Revision as of 23:50, 18 July 2018 by Max (Talk | contribs)

(diff) ← Older revision | Latest revision (diff) | Newer revision → (diff)


ReadCSVFile is an obsolete library function. We recommend that you use ReadTextFile and ParseCSV functions to respectively read and parse a CSV file.

(Requires Analytica Enterprise or Power Player)

ReadCsvFile(filename, linesep, colsep)

Reads and parses a tabular text file, known as a CSV (for "Comma-Separated Values") format, in which data is arranged in columns on separate lines, and in which the first line contains column labels.

Normally columns are separated by commas, although the optional «colsep» parameter can be specified if a different separation string is used.

An array of text values is returned, indexed by two local indexes, Row and Field. Typically some columns may contain text, others numbers, and other dates. You must post-process the result returned from ReadCsvFile using, for example, ParseDate and ParseNum to convert the text columns to numeric values. The Row index contains the column labels.

The data within a column in the file must never contain the separator strings.

To use this function with tab-delimited data, use:

ReadCsvFile(filename, colsep: Chr(9))

Library

Download: Flat File Library.ana

(Use FileAdd Library... to add this library)

Example

Suppose the file "data.txt" is in the CurrentDataFolder and contains the following:

PlantID, Name, Capacity, Start Date, Type
G0372, Moss Landing, 2218, 7/11/2002, Oil/Gas
N0002, San Onofre, 2254, 1/1/1968, Nuclear
N0001, Diablo Canyon, 2218, 1/1/1985, Nuclear

The following expression

ReadCsvFile("data.txt")

returns an array of text indexed by local indexes Row and Fields as follows:

.Fields ▶
.Row ▼ PlantID Name Capacity Start Date Type
1 G0372 Moss Landing 2218 7/11/2002 Oil/Gas
2 N0002 San Onofre 2254 1/1/1968 Nuclear
3 N0001 Diablo Canyon 2218 1/1/1985 Nuclear

In a case like this, one would typically want to parse the Capacity and Start Date columns to actual numeric values. So the expression would be enhanced to read

Var f := ReadCsvFile('data.txt');
If f.Fields = 'Capacity' Then ParseNum(f[.Fields = 'Capacity'])
Else If f.Fields = 'Start Date' Then ParseDate([f[.Fields = 'Start Date'])
Else f

It would actually be a bit more elegant to break Capacity and Start_Date out as separate variables, e.g.:

Variable RawData := ReadCsvFile('data.txt')
Variable Capacity := ParseNum(RawData[.Fields = 'Capacity'])
Variable Start_Date := ParseDate(RawData[.Fields = 'Start Date'])

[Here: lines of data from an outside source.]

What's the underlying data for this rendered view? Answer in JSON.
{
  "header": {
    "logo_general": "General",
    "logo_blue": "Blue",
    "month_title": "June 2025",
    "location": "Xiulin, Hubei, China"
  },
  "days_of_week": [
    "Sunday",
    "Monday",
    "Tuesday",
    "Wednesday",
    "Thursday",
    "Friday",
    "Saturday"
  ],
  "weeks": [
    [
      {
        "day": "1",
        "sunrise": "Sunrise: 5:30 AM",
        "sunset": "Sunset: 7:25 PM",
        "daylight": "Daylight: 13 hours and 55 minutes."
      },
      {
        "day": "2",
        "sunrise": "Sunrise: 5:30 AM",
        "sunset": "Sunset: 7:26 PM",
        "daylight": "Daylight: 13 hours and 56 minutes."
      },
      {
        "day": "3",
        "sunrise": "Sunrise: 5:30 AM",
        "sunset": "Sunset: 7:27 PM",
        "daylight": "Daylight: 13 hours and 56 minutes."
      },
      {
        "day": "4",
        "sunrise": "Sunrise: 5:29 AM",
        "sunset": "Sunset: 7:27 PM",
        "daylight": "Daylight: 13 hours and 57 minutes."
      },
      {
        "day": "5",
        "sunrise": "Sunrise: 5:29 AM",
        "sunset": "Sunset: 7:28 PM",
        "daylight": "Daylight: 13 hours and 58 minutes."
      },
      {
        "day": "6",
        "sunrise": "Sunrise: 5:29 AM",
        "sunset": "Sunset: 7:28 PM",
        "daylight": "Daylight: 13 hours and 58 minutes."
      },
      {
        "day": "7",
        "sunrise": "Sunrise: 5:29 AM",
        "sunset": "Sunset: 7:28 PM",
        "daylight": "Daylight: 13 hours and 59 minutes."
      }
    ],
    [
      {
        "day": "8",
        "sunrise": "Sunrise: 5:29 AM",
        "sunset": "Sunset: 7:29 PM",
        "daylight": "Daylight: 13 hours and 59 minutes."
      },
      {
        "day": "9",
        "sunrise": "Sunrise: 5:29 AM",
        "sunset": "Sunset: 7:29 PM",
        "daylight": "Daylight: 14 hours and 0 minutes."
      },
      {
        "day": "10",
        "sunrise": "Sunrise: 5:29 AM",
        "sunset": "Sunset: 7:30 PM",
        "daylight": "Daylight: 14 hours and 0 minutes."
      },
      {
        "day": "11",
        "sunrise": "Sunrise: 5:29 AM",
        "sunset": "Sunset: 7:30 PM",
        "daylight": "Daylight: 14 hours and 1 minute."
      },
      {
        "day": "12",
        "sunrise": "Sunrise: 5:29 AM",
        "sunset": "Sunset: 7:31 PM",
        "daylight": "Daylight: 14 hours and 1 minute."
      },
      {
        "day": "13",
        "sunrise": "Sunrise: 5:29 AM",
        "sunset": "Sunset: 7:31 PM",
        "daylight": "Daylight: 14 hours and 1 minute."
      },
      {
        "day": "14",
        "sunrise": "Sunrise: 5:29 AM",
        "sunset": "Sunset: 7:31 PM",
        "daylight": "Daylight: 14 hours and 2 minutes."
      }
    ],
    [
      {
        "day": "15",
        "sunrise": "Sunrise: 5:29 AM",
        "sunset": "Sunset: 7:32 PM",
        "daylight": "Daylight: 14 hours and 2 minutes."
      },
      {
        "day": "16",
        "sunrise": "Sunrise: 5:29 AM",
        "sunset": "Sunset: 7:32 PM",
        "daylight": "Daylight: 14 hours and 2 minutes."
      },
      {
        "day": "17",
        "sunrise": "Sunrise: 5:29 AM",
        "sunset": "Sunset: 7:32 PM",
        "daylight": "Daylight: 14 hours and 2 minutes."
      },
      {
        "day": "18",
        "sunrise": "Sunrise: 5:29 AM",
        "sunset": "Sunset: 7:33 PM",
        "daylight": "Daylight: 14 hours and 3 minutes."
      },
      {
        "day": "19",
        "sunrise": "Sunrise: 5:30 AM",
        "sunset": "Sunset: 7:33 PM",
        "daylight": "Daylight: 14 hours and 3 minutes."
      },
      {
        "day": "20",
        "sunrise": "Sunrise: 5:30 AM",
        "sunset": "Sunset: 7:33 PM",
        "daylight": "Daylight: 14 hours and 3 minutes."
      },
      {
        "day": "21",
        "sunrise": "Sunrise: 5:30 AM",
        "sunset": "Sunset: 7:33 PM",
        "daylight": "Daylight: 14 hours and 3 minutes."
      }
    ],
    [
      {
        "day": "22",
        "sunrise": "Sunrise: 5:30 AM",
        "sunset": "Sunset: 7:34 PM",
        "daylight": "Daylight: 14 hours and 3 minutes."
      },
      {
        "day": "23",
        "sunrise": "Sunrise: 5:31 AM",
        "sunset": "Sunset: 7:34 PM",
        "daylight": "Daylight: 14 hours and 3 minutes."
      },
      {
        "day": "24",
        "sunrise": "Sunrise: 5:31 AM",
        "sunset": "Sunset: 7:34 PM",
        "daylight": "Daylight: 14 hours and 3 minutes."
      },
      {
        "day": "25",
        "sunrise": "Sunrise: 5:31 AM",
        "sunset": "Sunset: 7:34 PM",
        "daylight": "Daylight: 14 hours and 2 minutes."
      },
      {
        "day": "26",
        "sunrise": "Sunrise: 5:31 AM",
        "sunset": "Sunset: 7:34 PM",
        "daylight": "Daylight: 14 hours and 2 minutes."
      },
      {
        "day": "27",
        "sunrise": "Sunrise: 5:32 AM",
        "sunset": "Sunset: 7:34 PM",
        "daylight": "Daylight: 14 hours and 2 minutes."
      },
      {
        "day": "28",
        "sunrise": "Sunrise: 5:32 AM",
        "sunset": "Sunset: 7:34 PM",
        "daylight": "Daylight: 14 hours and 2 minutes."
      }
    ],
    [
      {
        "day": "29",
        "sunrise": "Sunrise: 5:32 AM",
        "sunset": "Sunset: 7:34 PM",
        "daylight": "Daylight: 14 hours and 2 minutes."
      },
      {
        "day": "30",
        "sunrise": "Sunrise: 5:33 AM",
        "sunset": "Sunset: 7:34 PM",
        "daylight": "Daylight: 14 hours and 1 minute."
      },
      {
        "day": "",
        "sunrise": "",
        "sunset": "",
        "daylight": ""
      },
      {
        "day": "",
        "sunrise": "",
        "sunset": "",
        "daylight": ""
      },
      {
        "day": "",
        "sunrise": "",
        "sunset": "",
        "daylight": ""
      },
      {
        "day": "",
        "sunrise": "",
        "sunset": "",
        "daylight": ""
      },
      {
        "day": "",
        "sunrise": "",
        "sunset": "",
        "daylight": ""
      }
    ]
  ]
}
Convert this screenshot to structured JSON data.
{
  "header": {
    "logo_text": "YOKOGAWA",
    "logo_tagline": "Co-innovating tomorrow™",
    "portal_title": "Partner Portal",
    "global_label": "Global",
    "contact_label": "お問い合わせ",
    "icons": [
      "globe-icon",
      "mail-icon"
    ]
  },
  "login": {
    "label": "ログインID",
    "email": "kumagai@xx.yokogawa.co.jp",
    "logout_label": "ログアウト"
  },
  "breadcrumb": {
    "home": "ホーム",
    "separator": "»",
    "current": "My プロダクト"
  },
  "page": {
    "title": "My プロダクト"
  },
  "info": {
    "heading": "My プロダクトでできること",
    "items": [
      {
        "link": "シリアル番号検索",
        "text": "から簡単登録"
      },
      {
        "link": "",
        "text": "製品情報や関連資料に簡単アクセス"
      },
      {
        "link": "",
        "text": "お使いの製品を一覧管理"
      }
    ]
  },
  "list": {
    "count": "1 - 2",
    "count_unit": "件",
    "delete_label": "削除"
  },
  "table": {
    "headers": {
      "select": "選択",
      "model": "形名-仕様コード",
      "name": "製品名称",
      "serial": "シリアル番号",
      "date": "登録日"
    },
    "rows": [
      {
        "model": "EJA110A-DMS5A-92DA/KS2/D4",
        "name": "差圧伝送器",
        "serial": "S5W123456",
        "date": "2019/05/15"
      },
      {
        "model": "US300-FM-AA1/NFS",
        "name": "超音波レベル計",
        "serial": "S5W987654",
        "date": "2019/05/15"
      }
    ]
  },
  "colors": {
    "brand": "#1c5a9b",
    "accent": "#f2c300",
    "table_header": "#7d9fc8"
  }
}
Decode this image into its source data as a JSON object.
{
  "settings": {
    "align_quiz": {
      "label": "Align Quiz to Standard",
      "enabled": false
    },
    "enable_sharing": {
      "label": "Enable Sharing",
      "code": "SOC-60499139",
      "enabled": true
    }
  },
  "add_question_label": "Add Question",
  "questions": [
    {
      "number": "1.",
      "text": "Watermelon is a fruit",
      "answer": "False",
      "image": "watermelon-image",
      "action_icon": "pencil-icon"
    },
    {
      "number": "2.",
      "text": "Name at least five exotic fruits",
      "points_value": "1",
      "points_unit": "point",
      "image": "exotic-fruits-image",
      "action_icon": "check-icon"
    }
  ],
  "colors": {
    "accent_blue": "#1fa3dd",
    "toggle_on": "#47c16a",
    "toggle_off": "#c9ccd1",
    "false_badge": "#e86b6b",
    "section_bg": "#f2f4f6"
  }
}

In this way, it is possible to display Capacity and Start_Date using separate number formats. (Note: In the previous code, RawData, Capacity and Start_Date are each variable nodes on a diagram, and their definition is shown to the right of := ). With Capacity as numeric, you can apply numeric operations, such as Sum(Capacity, Capacity.Rows)

See Also

Comments


You are not allowed to post comments.